Britain’s treasury chief on Wednesday announced an additional 65 billion pounds ($91 billion) of support for an economy ravaged by the coronavirus pandemic, extending job support programs and temporary tax cuts to help workers and businesses in his
Britain is to launch a new Infrastructure Bank with £12 billion ($17 billion) in capital and £10 billion in government guarantees, the Treasury said on Saturday, aimed at kickstarting the economy.
Markets in political commentary overshoot. The trade among hyper-political obsessives has swung from “Keir Starmer had an amazing start as leader of the opposition” to “Labour is doomed”

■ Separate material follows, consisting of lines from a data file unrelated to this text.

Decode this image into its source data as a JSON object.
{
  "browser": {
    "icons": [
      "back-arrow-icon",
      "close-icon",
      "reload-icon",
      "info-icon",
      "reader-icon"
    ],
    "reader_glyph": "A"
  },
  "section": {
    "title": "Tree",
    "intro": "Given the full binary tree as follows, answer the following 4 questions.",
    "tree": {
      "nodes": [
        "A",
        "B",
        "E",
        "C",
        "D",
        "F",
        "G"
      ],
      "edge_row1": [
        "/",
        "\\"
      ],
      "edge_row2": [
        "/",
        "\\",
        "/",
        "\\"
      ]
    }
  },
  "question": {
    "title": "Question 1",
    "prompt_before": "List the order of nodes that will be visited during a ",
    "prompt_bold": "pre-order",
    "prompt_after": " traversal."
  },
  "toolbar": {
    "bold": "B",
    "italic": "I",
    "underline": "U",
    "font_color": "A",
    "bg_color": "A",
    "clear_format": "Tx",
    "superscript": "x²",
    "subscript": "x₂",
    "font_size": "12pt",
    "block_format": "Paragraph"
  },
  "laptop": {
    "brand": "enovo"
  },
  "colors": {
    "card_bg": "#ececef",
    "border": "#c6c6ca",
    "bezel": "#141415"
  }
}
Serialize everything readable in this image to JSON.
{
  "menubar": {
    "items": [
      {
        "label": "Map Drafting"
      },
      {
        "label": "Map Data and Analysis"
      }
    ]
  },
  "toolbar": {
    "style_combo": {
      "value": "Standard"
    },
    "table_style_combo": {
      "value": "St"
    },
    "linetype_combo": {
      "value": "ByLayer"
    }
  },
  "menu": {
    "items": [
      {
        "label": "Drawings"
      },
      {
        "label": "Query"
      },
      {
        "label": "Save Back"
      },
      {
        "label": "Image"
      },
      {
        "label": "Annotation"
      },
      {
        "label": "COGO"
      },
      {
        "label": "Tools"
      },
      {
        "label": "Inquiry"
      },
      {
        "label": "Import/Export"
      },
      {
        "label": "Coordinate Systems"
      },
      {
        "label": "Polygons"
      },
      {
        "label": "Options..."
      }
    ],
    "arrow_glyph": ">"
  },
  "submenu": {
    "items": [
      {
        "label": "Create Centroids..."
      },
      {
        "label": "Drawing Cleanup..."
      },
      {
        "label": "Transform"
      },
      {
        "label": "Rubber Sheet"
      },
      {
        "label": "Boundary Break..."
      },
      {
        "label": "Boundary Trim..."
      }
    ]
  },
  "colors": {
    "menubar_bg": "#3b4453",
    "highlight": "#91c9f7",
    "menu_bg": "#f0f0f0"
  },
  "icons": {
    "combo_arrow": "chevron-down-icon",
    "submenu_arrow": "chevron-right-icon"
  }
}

Britain’s government plans to launch the world’s first sovereign green bonds for retail investors as part of its push to create a net-zero-carbon economy by 2050.
British house price growth picked up unexpectedly last month, mortgage lender Nationwide said on Tuesday, defying expectations of a slowdown as finance minister Rishi Sunak readies new budget measures to boost the market.
Reshuffle speculation may seem like a pointless branch of political commentary. It is just gossip, isn’t it? And it is usually wrong. Yet it is the stuff of politics. It matters who is in which job, in government and in opposition.
The UK Budget was said to be about more emergency spending now, with tax rises and spending cuts to come later: what I called in this column last week an Augustinian Budget. In fact, we have discovered that there were quite a lot of hidden spending cuts
Sunak is expected to announce in his speech on March 3 of increasing corporation tax from 19 pence to 23 pence, according to a report.
British public borrowing surged again in August to a new record high, driven by huge outlays to combat the coronavirus pandemic, with the budget deficit so far this tax year overtaking its full-year peak during the global financial crisis.